- [EXERCISE OBJECTIVE]
Could you output all of the records below exactly as they appear?

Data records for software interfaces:

============

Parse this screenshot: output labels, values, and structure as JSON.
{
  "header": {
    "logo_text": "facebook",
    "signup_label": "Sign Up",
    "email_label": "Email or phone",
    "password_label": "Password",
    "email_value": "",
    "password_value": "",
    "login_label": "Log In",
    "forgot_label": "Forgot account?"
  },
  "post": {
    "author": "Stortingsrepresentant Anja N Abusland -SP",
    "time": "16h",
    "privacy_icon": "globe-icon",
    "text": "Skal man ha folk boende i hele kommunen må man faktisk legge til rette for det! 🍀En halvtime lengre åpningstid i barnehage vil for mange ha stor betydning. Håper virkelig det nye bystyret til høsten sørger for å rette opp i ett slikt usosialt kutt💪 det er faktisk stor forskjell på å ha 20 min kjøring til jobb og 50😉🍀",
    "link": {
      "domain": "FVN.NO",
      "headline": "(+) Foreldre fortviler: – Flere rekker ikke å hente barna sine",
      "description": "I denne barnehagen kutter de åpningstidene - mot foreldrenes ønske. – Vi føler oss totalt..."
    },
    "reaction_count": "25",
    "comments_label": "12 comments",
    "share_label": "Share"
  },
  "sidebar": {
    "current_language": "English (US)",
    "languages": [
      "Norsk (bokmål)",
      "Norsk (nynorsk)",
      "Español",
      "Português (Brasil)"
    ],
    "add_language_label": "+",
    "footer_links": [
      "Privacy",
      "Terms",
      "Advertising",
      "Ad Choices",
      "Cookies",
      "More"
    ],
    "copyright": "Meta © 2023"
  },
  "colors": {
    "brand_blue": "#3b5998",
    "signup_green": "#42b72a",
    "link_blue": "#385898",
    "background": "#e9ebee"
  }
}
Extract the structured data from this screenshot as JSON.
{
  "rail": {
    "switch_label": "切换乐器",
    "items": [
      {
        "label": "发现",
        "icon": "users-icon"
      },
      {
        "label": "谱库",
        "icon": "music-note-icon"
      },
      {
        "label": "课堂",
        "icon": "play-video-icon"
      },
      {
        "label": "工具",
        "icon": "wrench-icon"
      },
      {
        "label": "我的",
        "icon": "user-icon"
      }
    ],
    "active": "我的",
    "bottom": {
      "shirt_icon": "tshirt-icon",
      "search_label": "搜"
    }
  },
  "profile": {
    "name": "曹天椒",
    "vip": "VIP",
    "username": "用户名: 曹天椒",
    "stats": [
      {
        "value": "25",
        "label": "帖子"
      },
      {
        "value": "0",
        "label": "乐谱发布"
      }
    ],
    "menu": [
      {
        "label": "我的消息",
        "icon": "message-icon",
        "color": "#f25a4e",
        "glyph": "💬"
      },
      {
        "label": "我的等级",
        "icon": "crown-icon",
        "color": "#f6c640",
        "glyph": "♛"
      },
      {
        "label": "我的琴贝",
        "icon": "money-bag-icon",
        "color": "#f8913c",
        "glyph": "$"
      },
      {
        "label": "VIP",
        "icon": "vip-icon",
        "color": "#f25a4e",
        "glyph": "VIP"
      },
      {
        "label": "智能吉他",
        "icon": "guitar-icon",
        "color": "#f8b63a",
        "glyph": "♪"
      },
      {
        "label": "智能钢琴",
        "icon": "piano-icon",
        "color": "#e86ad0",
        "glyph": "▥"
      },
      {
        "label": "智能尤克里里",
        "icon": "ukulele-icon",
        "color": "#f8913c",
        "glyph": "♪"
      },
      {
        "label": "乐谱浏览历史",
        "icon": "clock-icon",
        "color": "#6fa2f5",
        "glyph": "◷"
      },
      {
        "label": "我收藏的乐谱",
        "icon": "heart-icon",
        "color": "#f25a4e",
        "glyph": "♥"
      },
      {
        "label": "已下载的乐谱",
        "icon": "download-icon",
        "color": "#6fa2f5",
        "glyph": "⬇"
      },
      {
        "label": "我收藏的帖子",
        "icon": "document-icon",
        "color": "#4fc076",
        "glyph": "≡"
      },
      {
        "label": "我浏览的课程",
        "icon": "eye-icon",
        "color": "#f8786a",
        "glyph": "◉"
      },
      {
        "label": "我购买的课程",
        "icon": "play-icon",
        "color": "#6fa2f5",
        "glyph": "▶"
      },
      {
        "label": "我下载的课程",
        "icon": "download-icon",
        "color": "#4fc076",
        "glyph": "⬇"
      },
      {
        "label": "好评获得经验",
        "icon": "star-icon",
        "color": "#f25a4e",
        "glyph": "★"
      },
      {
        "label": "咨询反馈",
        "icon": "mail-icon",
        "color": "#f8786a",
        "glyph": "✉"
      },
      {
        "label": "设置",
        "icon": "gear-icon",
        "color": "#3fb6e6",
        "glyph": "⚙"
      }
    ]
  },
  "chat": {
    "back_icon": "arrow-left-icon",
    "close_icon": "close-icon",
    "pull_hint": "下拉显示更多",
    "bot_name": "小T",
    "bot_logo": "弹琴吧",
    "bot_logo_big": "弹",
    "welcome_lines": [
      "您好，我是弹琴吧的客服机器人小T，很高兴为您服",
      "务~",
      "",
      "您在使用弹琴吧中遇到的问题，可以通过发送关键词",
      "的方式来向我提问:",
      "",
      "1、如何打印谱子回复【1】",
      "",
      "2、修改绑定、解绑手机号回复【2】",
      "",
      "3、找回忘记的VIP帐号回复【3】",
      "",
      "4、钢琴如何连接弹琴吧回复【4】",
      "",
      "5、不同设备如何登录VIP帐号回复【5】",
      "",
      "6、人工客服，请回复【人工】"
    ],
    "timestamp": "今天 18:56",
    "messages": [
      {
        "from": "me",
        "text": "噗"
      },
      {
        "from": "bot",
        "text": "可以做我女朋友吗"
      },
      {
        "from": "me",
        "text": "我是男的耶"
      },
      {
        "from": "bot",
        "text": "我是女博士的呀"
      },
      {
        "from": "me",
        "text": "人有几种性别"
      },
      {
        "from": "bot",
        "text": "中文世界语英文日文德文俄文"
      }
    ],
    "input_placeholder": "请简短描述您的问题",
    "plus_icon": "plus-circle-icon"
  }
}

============

- [SOLUTION TO THIS PROBLEM]
Parse this screenshot: output labels, values, and structure as JSON.
{
  "header": {
    "logo_text": "facebook",
    "signup_label": "Sign Up",
    "email_label": "Email or phone",
    "password_label": "Password",
    "email_value": "",
    "password_value": "",
    "login_label": "Log In",
    "forgot_label": "Forgot account?"
  },
  "post": {
    "author": "Stortingsrepresentant Anja N Abusland -SP",
    "time": "16h",
    "privacy_icon": "globe-icon",
    "text": "Skal man ha folk boende i hele kommunen må man faktisk legge til rette for det! 🍀En halvtime lengre åpningstid i barnehage vil for mange ha stor betydning. Håper virkelig det nye bystyret til høsten sørger for å rette opp i ett slikt usosialt kutt💪 det er faktisk stor forskjell på å ha 20 min kjøring til jobb og 50😉🍀",
    "link": {
      "domain": "FVN.NO",
      "headline": "(+) Foreldre fortviler: – Flere rekker ikke å hente barna sine",
      "description": "I denne barnehagen kutter de åpningstidene - mot foreldrenes ønske. – Vi føler oss totalt..."
    },
    "reaction_count": "25",
    "comments_label": "12 comments",
    "share_label": "Share"
  },
  "sidebar": {
    "current_language": "English (US)",
    "languages": [
      "Norsk (bokmål)",
      "Norsk (nynorsk)",
      "Español",
      "Português (Brasil)"
    ],
    "add_language_label": "+",
    "footer_links": [
      "Privacy",
      "Terms",
      "Advertising",
      "Ad Choices",
      "Cookies",
      "More"
    ],
    "copyright": "Meta © 2023"
  },
  "colors": {
    "brand_blue": "#3b5998",
    "signup_green": "#42b72a",
    "link_blue": "#385898",
    "background": "#e9ebee"
  }
}
Extract the structured data from this screenshot as JSON.
{
  "rail": {
    "switch_label": "切换乐器",
    "items": [
      {
        "label": "发现",
        "icon": "users-icon"
      },
      {
        "label": "谱库",
        "icon": "music-note-icon"
      },
      {
        "label": "课堂",
        "icon": "play-video-icon"
      },
      {
        "label": "工具",
        "icon": "wrench-icon"
      },
      {
        "label": "我的",
        "icon": "user-icon"
      }
    ],
    "active": "我的",
    "bottom": {
      "shirt_icon": "tshirt-icon",
      "search_label": "搜"
    }
  },
  "profile": {
    "name": "曹天椒",
    "vip": "VIP",
    "username": "用户名: 曹天椒",
    "stats": [
      {
        "value": "25",
        "label": "帖子"
      },
      {
        "value": "0",
        "label": "乐谱发布"
      }
    ],
    "menu": [
      {
        "label": "我的消息",
        "icon": "message-icon",
        "color": "#f25a4e",
        "glyph": "💬"
      },
      {
        "label": "我的等级",
        "icon": "crown-icon",
        "color": "#f6c640",
        "glyph": "♛"
      },
      {
        "label": "我的琴贝",
        "icon": "money-bag-icon",
        "color": "#f8913c",
        "glyph": "$"
      },
      {
        "label": "VIP",
        "icon": "vip-icon",
        "color": "#f25a4e",
        "glyph": "VIP"
      },
      {
        "label": "智能吉他",
        "icon": "guitar-icon",
        "color": "#f8b63a",
        "glyph": "♪"
      },
      {
        "label": "智能钢琴",
        "icon": "piano-icon",
        "color": "#e86ad0",
        "glyph": "▥"
      },
      {
        "label": "智能尤克里里",
        "icon": "ukulele-icon",
        "color": "#f8913c",
        "glyph": "♪"
      },
      {
        "label": "乐谱浏览历史",
        "icon": "clock-icon",
        "color": "#6fa2f5",
        "glyph": "◷"
      },
      {
        "label": "我收藏的乐谱",
        "icon": "heart-icon",
        "color": "#f25a4e",
        "glyph": "♥"
      },
      {
        "label": "已下载的乐谱",
        "icon": "download-icon",
        "color": "#6fa2f5",
        "glyph": "⬇"
      },
      {
        "label": "我收藏的帖子",
        "icon": "document-icon",
        "color": "#4fc076",
        "glyph": "≡"
      },
      {
        "label": "我浏览的课程",
        "icon": "eye-icon",
        "color": "#f8786a",
        "glyph": "◉"
      },
      {
        "label": "我购买的课程",
        "icon": "play-icon",
        "color": "#6fa2f5",
        "glyph": "▶"
      },
      {
        "label": "我下载的课程",
        "icon": "download-icon",
        "color": "#4fc076",
        "glyph": "⬇"
      },
      {
        "label": "好评获得经验",
        "icon": "star-icon",
        "color": "#f25a4e",
        "glyph": "★"
      },
      {
        "label": "咨询反馈",
        "icon": "mail-icon",
        "color": "#f8786a",
        "glyph": "✉"
      },
      {
        "label": "设置",
        "icon": "gear-icon",
        "color": "#3fb6e6",
        "glyph": "⚙"
      }
    ]
  },
  "chat": {
    "back_icon": "arrow-left-icon",
    "close_icon": "close-icon",
    "pull_hint": "下拉显示更多",
    "bot_name": "小T",
    "bot_logo": "弹琴吧",
    "bot_logo_big": "弹",
    "welcome_lines": [
      "您好，我是弹琴吧的客服机器人小T，很高兴为您服",
      "务~",
      "",
      "您在使用弹琴吧中遇到的问题，可以通过发送关键词",
      "的方式来向我提问:",
      "",
      "1、如何打印谱子回复【1】",
      "",
      "2、修改绑定、解绑手机号回复【2】",
      "",
      "3、找回忘记的VIP帐号回复【3】",
      "",
      "4、钢琴如何连接弹琴吧回复【4】",
      "",
      "5、不同设备如何登录VIP帐号回复【5】",
      "",
      "6、人工客服，请回复【人工】"
    ],
    "timestamp": "今天 18:56",
    "messages": [
      {
        "from": "me",
        "text": "噗"
      },
      {
        "from": "bot",
        "text": "可以做我女朋友吗"
      },
      {
        "from": "me",
        "text": "我是男的耶"
      },
      {
        "from": "bot",
        "text": "我是女博士的呀"
      },
      {
        "from": "me",
        "text": "人有几种性别"
      },
      {
        "from": "bot",
        "text": "中文世界语英文日文德文俄文"
      }
    ],
    "input_placeholder": "请简短描述您的问题",
    "plus_icon": "plus-circle-icon"
  }
}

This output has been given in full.